  • Mahdieh Nouri *, Golnar Mazdayasna Page 54
    Based on the learning-centred approach to needs analysis, the current study aimed at investigating the academic target needs of undergraduate students of English Language and Literature in Iran as a non-native context nationwide by employing a triangulation of instrumentations namely, questionnaires, class observations, and semi structured interviews. To this end, 320 stakeholders from eight different Iranian state universities participated in the current study. The results of this study revealed a discrepancy between the target needs of the students and the actual EFL courses they undertake during their academic and pre-academic studies. During pre-academic studies, students are not adequately equipped with critical thinking abilities, study skills, and general English proficiency which are required by their prospective academic needs. Likewise, the prevalent lecture-based teaching methodologies as utilized by Iranian content specialists at the tertiary level, seemed to be ineffective in sufficiently equipping the students with sound literary knowledge as well as professional writing and reading skills. The findings may promise implications for establishing a consistent nationwide pedagogical framework for EFL instruction at the non-native academic and pre-academic levels by a synthesis of different communicative and learning-centered approaches to language teaching based on a systematic cooperation among different stakeholders.
    Keywords: instructors, graduates, learning-centred approach, target needs, undergraduate students
  • Juan JosE Mart, Iacute, Nez Sierra * Page 74

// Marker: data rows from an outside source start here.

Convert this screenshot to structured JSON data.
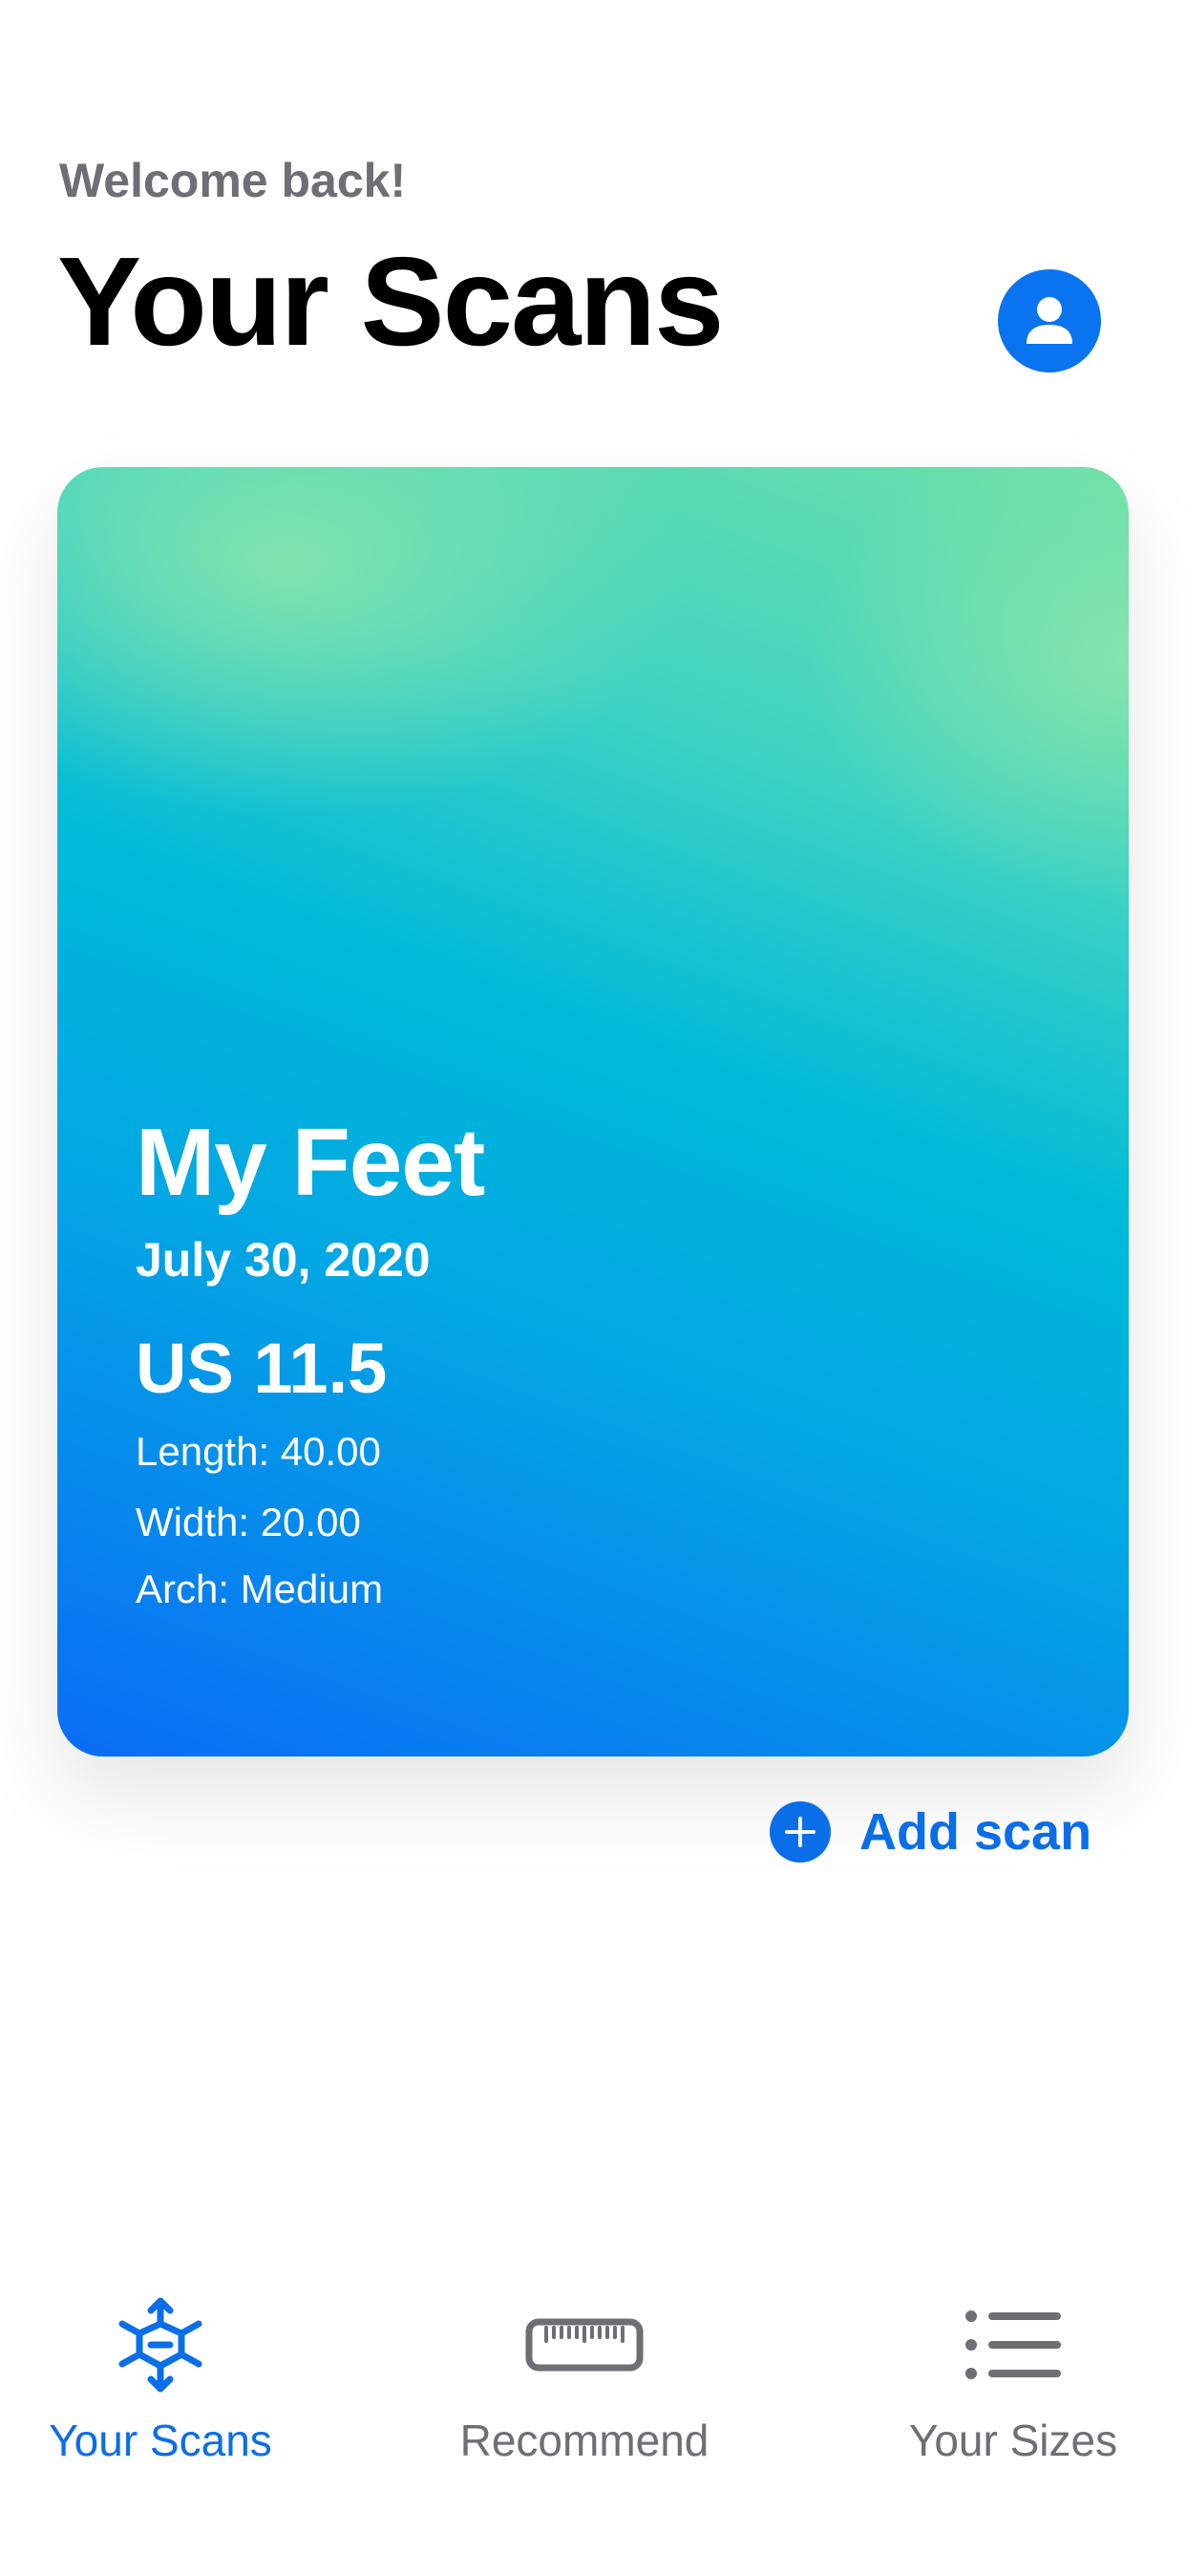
{
  "header": {
    "welcome": "Welcome back!",
    "title": "Your Scans",
    "profile_icon": "person-circle-icon"
  },
  "scan_card": {
    "name": "My Feet",
    "date": "July 30, 2020",
    "size": "US 11.5",
    "length": "Length: 40.00",
    "width": "Width: 20.00",
    "arch": "Arch: Medium"
  },
  "add_scan": {
    "label": "Add scan",
    "icon": "plus-circle-icon"
  },
  "tabbar": {
    "tabs": [
      {
        "label": "Your Scans",
        "icon": "scan-cube-icon",
        "active": true
      },
      {
        "label": "Recommend",
        "icon": "ruler-icon",
        "active": false
      },
      {
        "label": "Your Sizes",
        "icon": "list-icon",
        "active": false
      }
    ]
  },
  "colors": {
    "accent": "#0a6ee8",
    "secondary_text": "#6e6e73",
    "card_gradient_top": "#6ee0a8",
    "card_gradient_bottom": "#0a6cf5"
  }
}
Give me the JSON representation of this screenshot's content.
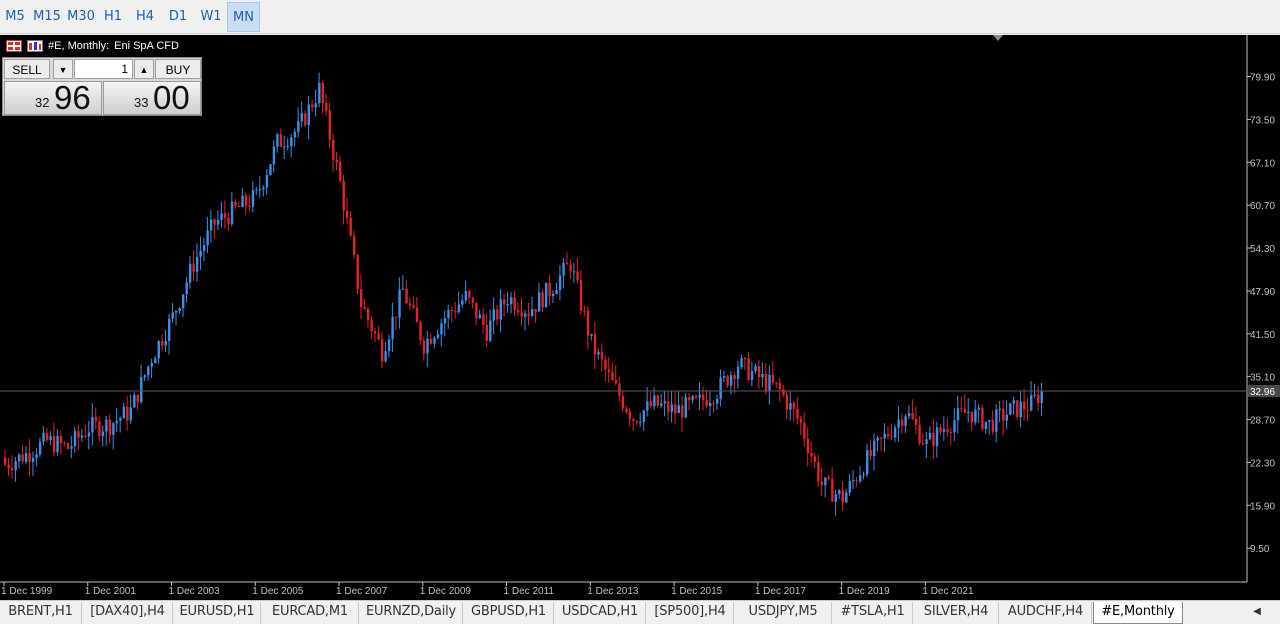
{
  "timeframes": [
    {
      "label": "M5"
    },
    {
      "label": "M15"
    },
    {
      "label": "M30"
    },
    {
      "label": "H1"
    },
    {
      "label": "H4"
    },
    {
      "label": "D1"
    },
    {
      "label": "W1"
    },
    {
      "label": "MN",
      "active": true
    }
  ],
  "chart_header": {
    "symbol": "#E, Monthly:",
    "description": "Eni SpA CFD"
  },
  "trade_panel": {
    "sell_label": "SELL",
    "buy_label": "BUY",
    "lot_value": "1",
    "bid_small": "32",
    "bid_big": "96",
    "ask_small": "33",
    "ask_big": "00"
  },
  "colors": {
    "bull": "#3d8fe6",
    "bear": "#e0242a",
    "background": "#000000",
    "axis": "#c0c0c0",
    "price_line": "#5a5a5a"
  },
  "icons": {
    "chart_menu": "grid-window-icon",
    "one_click": "trade-panel-icon",
    "decrease": "arrow-down-icon",
    "increase": "arrow-up-icon",
    "scroll": "arrow-left-icon"
  },
  "chart_data": {
    "type": "candlestick",
    "title": "#E, Monthly:  Eni SpA CFD",
    "ylim": [
      5.5,
      85.5
    ],
    "y_ticks": [
      "79.90",
      "73.50",
      "67.10",
      "60.70",
      "54.30",
      "47.90",
      "41.50",
      "35.10",
      "28.70",
      "22.30",
      "15.90",
      "9.50"
    ],
    "current_price": "32.96",
    "x_ticks": [
      "1 Dec 1999",
      "1 Dec 2001",
      "1 Dec 2003",
      "1 Dec 2005",
      "1 Dec 2007",
      "1 Dec 2009",
      "1 Dec 2011",
      "1 Dec 2013",
      "1 Dec 2015",
      "1 Dec 2017",
      "1 Dec 2019",
      "1 Dec 2021"
    ],
    "x_range_months": [
      "Dec 1999",
      "Sep 2024"
    ],
    "series_close": [
      {
        "date": "1999-12",
        "close": 22.0
      },
      {
        "date": "2000-06",
        "close": 23.5
      },
      {
        "date": "2000-12",
        "close": 25.5
      },
      {
        "date": "2001-06",
        "close": 24.5
      },
      {
        "date": "2001-12",
        "close": 27.5
      },
      {
        "date": "2002-06",
        "close": 28.0
      },
      {
        "date": "2002-12",
        "close": 30.0
      },
      {
        "date": "2003-06",
        "close": 38.0
      },
      {
        "date": "2003-12",
        "close": 44.0
      },
      {
        "date": "2004-06",
        "close": 52.0
      },
      {
        "date": "2004-12",
        "close": 58.0
      },
      {
        "date": "2005-06",
        "close": 60.0
      },
      {
        "date": "2005-12",
        "close": 62.0
      },
      {
        "date": "2006-06",
        "close": 70.0
      },
      {
        "date": "2006-12",
        "close": 72.0
      },
      {
        "date": "2007-06",
        "close": 78.0
      },
      {
        "date": "2007-12",
        "close": 64.0
      },
      {
        "date": "2008-06",
        "close": 46.0
      },
      {
        "date": "2008-12",
        "close": 39.0
      },
      {
        "date": "2009-06",
        "close": 48.0
      },
      {
        "date": "2009-12",
        "close": 40.0
      },
      {
        "date": "2010-06",
        "close": 44.0
      },
      {
        "date": "2010-12",
        "close": 47.0
      },
      {
        "date": "2011-06",
        "close": 42.0
      },
      {
        "date": "2011-12",
        "close": 47.0
      },
      {
        "date": "2012-06",
        "close": 45.0
      },
      {
        "date": "2012-12",
        "close": 48.0
      },
      {
        "date": "2013-06",
        "close": 52.0
      },
      {
        "date": "2013-12",
        "close": 40.0
      },
      {
        "date": "2014-06",
        "close": 34.0
      },
      {
        "date": "2014-12",
        "close": 29.0
      },
      {
        "date": "2015-06",
        "close": 31.0
      },
      {
        "date": "2015-12",
        "close": 30.0
      },
      {
        "date": "2016-06",
        "close": 31.0
      },
      {
        "date": "2016-12",
        "close": 33.0
      },
      {
        "date": "2017-06",
        "close": 37.0
      },
      {
        "date": "2017-12",
        "close": 35.0
      },
      {
        "date": "2018-06",
        "close": 33.0
      },
      {
        "date": "2018-12",
        "close": 28.0
      },
      {
        "date": "2019-06",
        "close": 19.0
      },
      {
        "date": "2019-12",
        "close": 17.0
      },
      {
        "date": "2020-06",
        "close": 22.0
      },
      {
        "date": "2020-12",
        "close": 26.0
      },
      {
        "date": "2021-06",
        "close": 30.0
      },
      {
        "date": "2021-12",
        "close": 25.0
      },
      {
        "date": "2022-06",
        "close": 28.0
      },
      {
        "date": "2022-12",
        "close": 30.0
      },
      {
        "date": "2023-06",
        "close": 28.0
      },
      {
        "date": "2023-12",
        "close": 30.0
      },
      {
        "date": "2024-06",
        "close": 31.0
      },
      {
        "date": "2024-09",
        "close": 32.96
      }
    ]
  },
  "tabs": [
    {
      "label": "BRENT,H1"
    },
    {
      "label": "[DAX40],H4"
    },
    {
      "label": "EURUSD,H1"
    },
    {
      "label": "EURCAD,M1"
    },
    {
      "label": "EURNZD,Daily"
    },
    {
      "label": "GBPUSD,H1"
    },
    {
      "label": "USDCAD,H1"
    },
    {
      "label": "[SP500],H4"
    },
    {
      "label": "USDJPY,M5"
    },
    {
      "label": "#TSLA,H1"
    },
    {
      "label": "SILVER,H4"
    },
    {
      "label": "AUDCHF,H4"
    },
    {
      "label": "#E,Monthly",
      "active": true
    }
  ]
}
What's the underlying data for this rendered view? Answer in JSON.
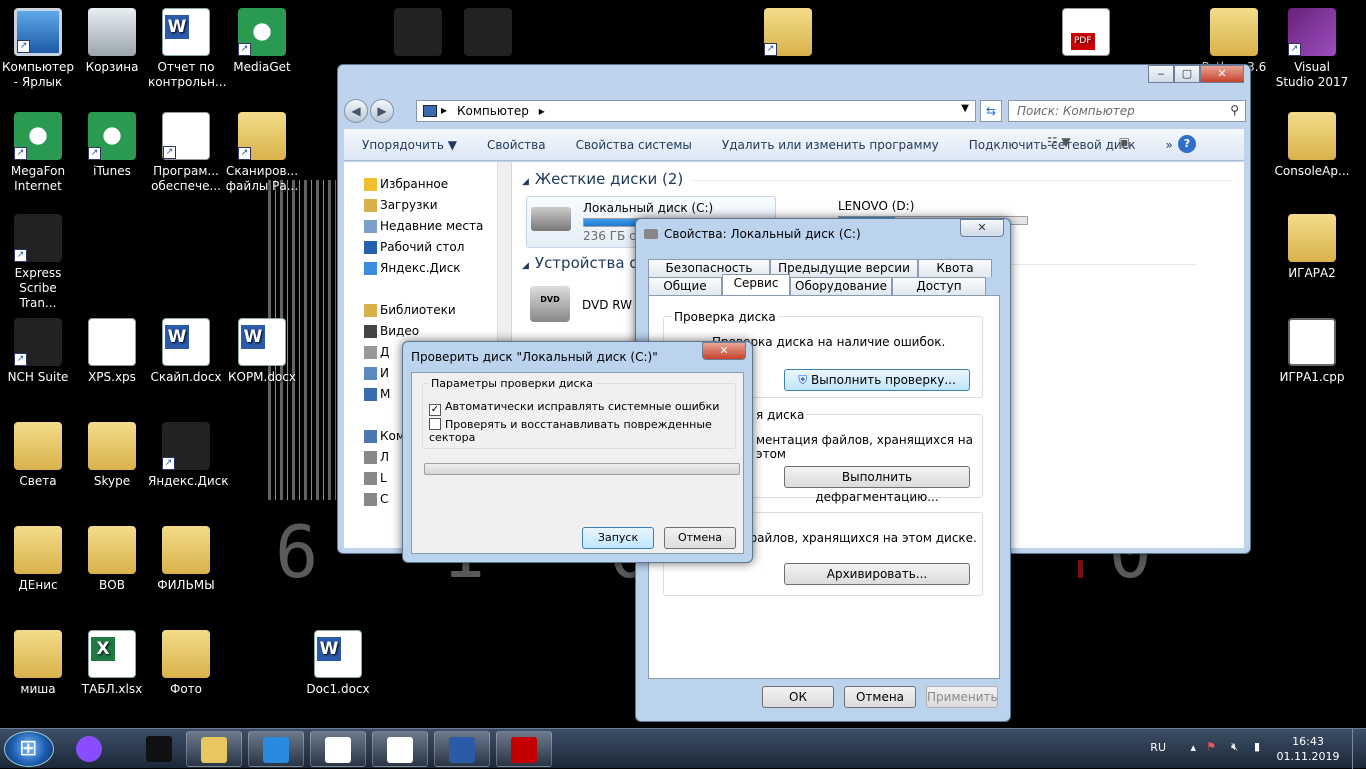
{
  "desktop_icons": [
    {
      "name": "icon-computer-shortcut",
      "label": "Компьютер - Ярлык",
      "glyph": "g-pc",
      "sc": true
    },
    {
      "name": "icon-recycle-bin",
      "label": "Корзина",
      "glyph": "g-bin",
      "sc": false
    },
    {
      "name": "icon-report",
      "label": "Отчет по контрольн...",
      "glyph": "g-word",
      "sc": false
    },
    {
      "name": "icon-mediaget",
      "label": "MediaGet",
      "glyph": "g-round",
      "sc": true
    },
    {
      "name": "icon-megafon",
      "label": "MegaFon Internet",
      "glyph": "g-round",
      "sc": true
    },
    {
      "name": "icon-itunes",
      "label": "iTunes",
      "glyph": "g-round",
      "sc": true
    },
    {
      "name": "icon-software",
      "label": "Програм... обеспече...",
      "glyph": "g-doc",
      "sc": true
    },
    {
      "name": "icon-scans",
      "label": "Сканиров... файлы Ра...",
      "glyph": "g-folder",
      "sc": true
    },
    {
      "name": "icon-express-scribe",
      "label": "Express Scribe Tran...",
      "glyph": "g-dark",
      "sc": true
    },
    {
      "name": "icon-nch-suite",
      "label": "NCH Suite",
      "glyph": "g-dark",
      "sc": true
    },
    {
      "name": "icon-xps",
      "label": "XPS.xps",
      "glyph": "g-doc",
      "sc": false
    },
    {
      "name": "icon-skain-docx",
      "label": "Скайп.docx",
      "glyph": "g-word",
      "sc": false
    },
    {
      "name": "icon-korm-docx",
      "label": "КОРМ.docx",
      "glyph": "g-word",
      "sc": false
    },
    {
      "name": "icon-sveta",
      "label": "Света",
      "glyph": "g-folder",
      "sc": false
    },
    {
      "name": "icon-skype",
      "label": "Skype",
      "glyph": "g-folder",
      "sc": false
    },
    {
      "name": "icon-yandex-disk",
      "label": "Яндекс.Диск",
      "glyph": "g-dark",
      "sc": true
    },
    {
      "name": "icon-denis",
      "label": "ДЕнис",
      "glyph": "g-folder",
      "sc": false
    },
    {
      "name": "icon-vov",
      "label": "ВОВ",
      "glyph": "g-folder",
      "sc": false
    },
    {
      "name": "icon-films",
      "label": "ФИЛЬМЫ",
      "glyph": "g-folder",
      "sc": false
    },
    {
      "name": "icon-misha",
      "label": "миша",
      "glyph": "g-folder",
      "sc": false
    },
    {
      "name": "icon-tabl-xlsx",
      "label": "ТАБЛ.xlsx",
      "glyph": "g-excel",
      "sc": false
    },
    {
      "name": "icon-foto",
      "label": "Фото",
      "glyph": "g-folder",
      "sc": false
    },
    {
      "name": "icon-doc1",
      "label": "Doc1.docx",
      "glyph": "g-word",
      "sc": false
    },
    {
      "name": "icon-pdf",
      "label": "",
      "glyph": "g-pdf",
      "sc": false
    },
    {
      "name": "icon-python",
      "label": "Python 3.6",
      "glyph": "g-folder",
      "sc": false
    },
    {
      "name": "icon-visual-studio",
      "label": "Visual Studio 2017",
      "glyph": "g-vs",
      "sc": true
    },
    {
      "name": "icon-consoleapp",
      "label": "ConsoleAp...",
      "glyph": "g-folder",
      "sc": false
    },
    {
      "name": "icon-igara2",
      "label": "ИГАРА2",
      "glyph": "g-folder",
      "sc": false
    },
    {
      "name": "icon-igra1-cpp",
      "label": "ИГРА1.cpp",
      "glyph": "g-cpp",
      "sc": false
    },
    {
      "name": "icon-idisplay",
      "label": "",
      "glyph": "g-folder",
      "sc": true
    },
    {
      "name": "icon-photo1",
      "label": "",
      "glyph": "g-dark",
      "sc": false
    },
    {
      "name": "icon-photo2",
      "label": "",
      "glyph": "g-dark",
      "sc": false
    }
  ],
  "explorer": {
    "address": "Компьютер",
    "search_placeholder": "Поиск: Компьютер",
    "toolbar": [
      "Упорядочить ▼",
      "Свойства",
      "Свойства системы",
      "Удалить или изменить программу",
      "Подключить сетевой диск",
      "»"
    ],
    "nav": [
      {
        "label": "Избранное",
        "icon": "star-icon",
        "color": "#f0c030"
      },
      {
        "label": "Загрузки",
        "icon": "downloads-icon",
        "color": "#d8b048"
      },
      {
        "label": "Недавние места",
        "icon": "recent-places-icon",
        "color": "#7aa0c8"
      },
      {
        "label": "Рабочий стол",
        "icon": "desktop-icon",
        "color": "#2860b0"
      },
      {
        "label": "Яндекс.Диск",
        "icon": "yandex-disk-icon",
        "color": "#3b8de0"
      },
      {
        "label": "",
        "icon": "",
        "color": ""
      },
      {
        "label": "Библиотеки",
        "icon": "libraries-icon",
        "color": "#d8b048"
      },
      {
        "label": "Видео",
        "icon": "video-icon",
        "color": "#444"
      },
      {
        "label": "Д",
        "icon": "documents-icon",
        "color": "#999"
      },
      {
        "label": "И",
        "icon": "images-icon",
        "color": "#5a8ac0"
      },
      {
        "label": "М",
        "icon": "music-icon",
        "color": "#3a6ab0"
      },
      {
        "label": "",
        "icon": "",
        "color": ""
      },
      {
        "label": "Ком",
        "icon": "computer-icon",
        "color": "#4a78b0"
      },
      {
        "label": "Л",
        "icon": "drive-icon",
        "color": "#888"
      },
      {
        "label": "L",
        "icon": "drive-icon",
        "color": "#888"
      },
      {
        "label": "С",
        "icon": "drive-icon",
        "color": "#888"
      }
    ],
    "group_hdd": "Жесткие диски (2)",
    "drive_c": {
      "label": "Локальный диск (C:)",
      "free": "236 ГБ св",
      "fill": 0.45
    },
    "drive_d": {
      "label": "LENOVO (D:)",
      "fill": 0.3
    },
    "group_removable": "Устройства со",
    "dvd": {
      "label": "DVD RW д",
      "badge": "DVD"
    }
  },
  "props": {
    "title": "Свойства: Локальный диск (C:)",
    "tabs_top": [
      "Безопасность",
      "Предыдущие версии",
      "Квота"
    ],
    "tabs_bottom": [
      "Общие",
      "Сервис",
      "Оборудование",
      "Доступ"
    ],
    "g1_label": "Проверка диска",
    "g1_text": "Проверка диска на наличие ошибок.",
    "g1_btn": "Выполнить проверку...",
    "g2_label": "я диска",
    "g2_text": "ментация файлов, хранящихся на этом",
    "g2_btn": "Выполнить дефрагментацию...",
    "g3_text": "ия файлов, хранящихся на этом диске.",
    "g3_btn": "Архивировать...",
    "ok": "ОК",
    "cancel": "Отмена",
    "apply": "Применить"
  },
  "check": {
    "title": "Проверить диск \"Локальный диск (C:)\"",
    "group": "Параметры проверки диска",
    "opt1": "Автоматически исправлять системные ошибки",
    "opt1_checked": true,
    "opt2": "Проверять и восстанавливать поврежденные сектора",
    "opt2_checked": false,
    "start": "Запуск",
    "cancel": "Отмена"
  },
  "taskbar": {
    "lang": "RU",
    "time": "16:43",
    "date": "01.11.2019",
    "apps": [
      {
        "name": "taskbar-alice",
        "color": "#8a4cff"
      },
      {
        "name": "taskbar-cmd",
        "color": "#111"
      },
      {
        "name": "taskbar-explorer",
        "color": "#e8c660"
      },
      {
        "name": "taskbar-ie",
        "color": "#2a8ae0"
      },
      {
        "name": "taskbar-yandex-browser",
        "color": "#fff"
      },
      {
        "name": "taskbar-yandex",
        "color": "#fff"
      },
      {
        "name": "taskbar-word",
        "color": "#2b5aa8"
      },
      {
        "name": "taskbar-acrobat",
        "color": "#c40000"
      }
    ]
  },
  "bg_digits": "6 1 0 0 0 0"
}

    Increasingly, we can build new bridges between related fields of education. This makes it possible to use techniques that were originally designed for one specific area of teaching, in others. An example of this can be, on the one hand, the teaching of audiovisual translation and, secondly, the teaching of foreign languages. We can find instances of this possibility in recent and noteworthy works in which, for example, the application of subtitles to learn a foreign language is explored. Thus, along the same lines, the main objective of this article is the search for other possible avenues of connection between the two areas mentioned above, taking advantage of new technologies and of the tools with which they provide us. Our starting point will be audiovisual translation teaching and the use of software programs such as Windows Movie Maker and Subtitle Workshop, to later transfer them to the second language (in this case, English) classroom. In the first of these contexts, both software programs allow for, among many other possibilities and respectively, dubbing and subtitling simulations in class. On this occasion, our intention is to show the potential of the aforementioned software in the English language class, but not for interlinguistic purposes, as in the case of dubbing and subtitling into another language, but for intralinguistic ones, as in the case of postsynchronisation and of subtitling into the same language.
    Keywords: audiovisual translation teaching, second language teaching, software